University of Otago yesterday said that a collaboration by scientists who drilled about a half-mile into the Alpine Fault of New Zealand’s South Island has revealed surprisingly high temperatures and the potential for large geothermal resources in the area.

The Deep Fault Drilling Project, jointly led by Victoria University of Wellington, GNS Science and the University of Otago, was carried out in 2014 in New Zealand’s Westland Province, north of Franz Josef Glacier.

According to University of Otago, the site was drilled by a team of more than 100 scientists from 12 countries, who were working to understand how earthquakes occur on geological faults.

The results of the project, published yesterday in Nature, discuss the site’s geothermal gradient—a measure of how fast the temperature increases going deeper beneath the earth’s surface.

The project team discovered water at about 2,000 feet depth that was hot enough to boil. Similar geothermal temperatures are normally found at depths greater than two miles, the university said.

Warren Gilbertson, chief operating officer of the charitable trust Development West Coast, said in a May 18 statement that the discovery could transform the economy and resilience of Westland, and provide a significant clean energy resource that could be developed using local people and equipment.

“The location of geothermal activity and its possible benefit and association to the dairy and tourism sectors provide real opportunities from an economic perspective,” Gilbertson said.

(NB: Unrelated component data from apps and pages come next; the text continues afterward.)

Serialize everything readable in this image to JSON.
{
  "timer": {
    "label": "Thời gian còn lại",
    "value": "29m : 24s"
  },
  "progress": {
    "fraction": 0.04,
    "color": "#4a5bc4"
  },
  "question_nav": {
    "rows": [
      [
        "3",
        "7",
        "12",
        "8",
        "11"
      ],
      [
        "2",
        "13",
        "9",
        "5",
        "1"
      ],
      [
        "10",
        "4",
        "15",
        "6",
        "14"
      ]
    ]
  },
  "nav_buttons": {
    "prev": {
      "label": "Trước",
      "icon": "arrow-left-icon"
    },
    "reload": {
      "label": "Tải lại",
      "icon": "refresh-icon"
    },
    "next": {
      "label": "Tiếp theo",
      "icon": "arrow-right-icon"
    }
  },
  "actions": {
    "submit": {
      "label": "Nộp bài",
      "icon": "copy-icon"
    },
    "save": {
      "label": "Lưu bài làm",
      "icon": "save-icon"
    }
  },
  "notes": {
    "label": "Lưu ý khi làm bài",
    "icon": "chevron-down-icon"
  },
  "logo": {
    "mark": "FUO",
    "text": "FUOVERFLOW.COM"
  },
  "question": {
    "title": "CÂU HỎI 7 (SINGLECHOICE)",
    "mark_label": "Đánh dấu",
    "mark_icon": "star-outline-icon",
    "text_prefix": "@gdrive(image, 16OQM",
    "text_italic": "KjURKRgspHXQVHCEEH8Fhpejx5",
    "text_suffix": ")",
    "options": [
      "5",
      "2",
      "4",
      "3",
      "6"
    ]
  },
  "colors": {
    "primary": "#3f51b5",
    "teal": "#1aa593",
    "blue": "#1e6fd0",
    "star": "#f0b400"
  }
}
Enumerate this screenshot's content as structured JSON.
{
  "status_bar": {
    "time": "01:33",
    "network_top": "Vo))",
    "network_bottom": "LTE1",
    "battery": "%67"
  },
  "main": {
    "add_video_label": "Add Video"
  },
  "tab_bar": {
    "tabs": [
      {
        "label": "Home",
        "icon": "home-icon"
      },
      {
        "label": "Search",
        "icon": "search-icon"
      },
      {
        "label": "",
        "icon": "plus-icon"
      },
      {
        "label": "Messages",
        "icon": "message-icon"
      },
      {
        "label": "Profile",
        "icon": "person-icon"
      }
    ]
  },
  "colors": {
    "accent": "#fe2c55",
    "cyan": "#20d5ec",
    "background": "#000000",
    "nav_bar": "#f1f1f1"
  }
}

Additional exploration and drilling will be needed to assess the economic potential.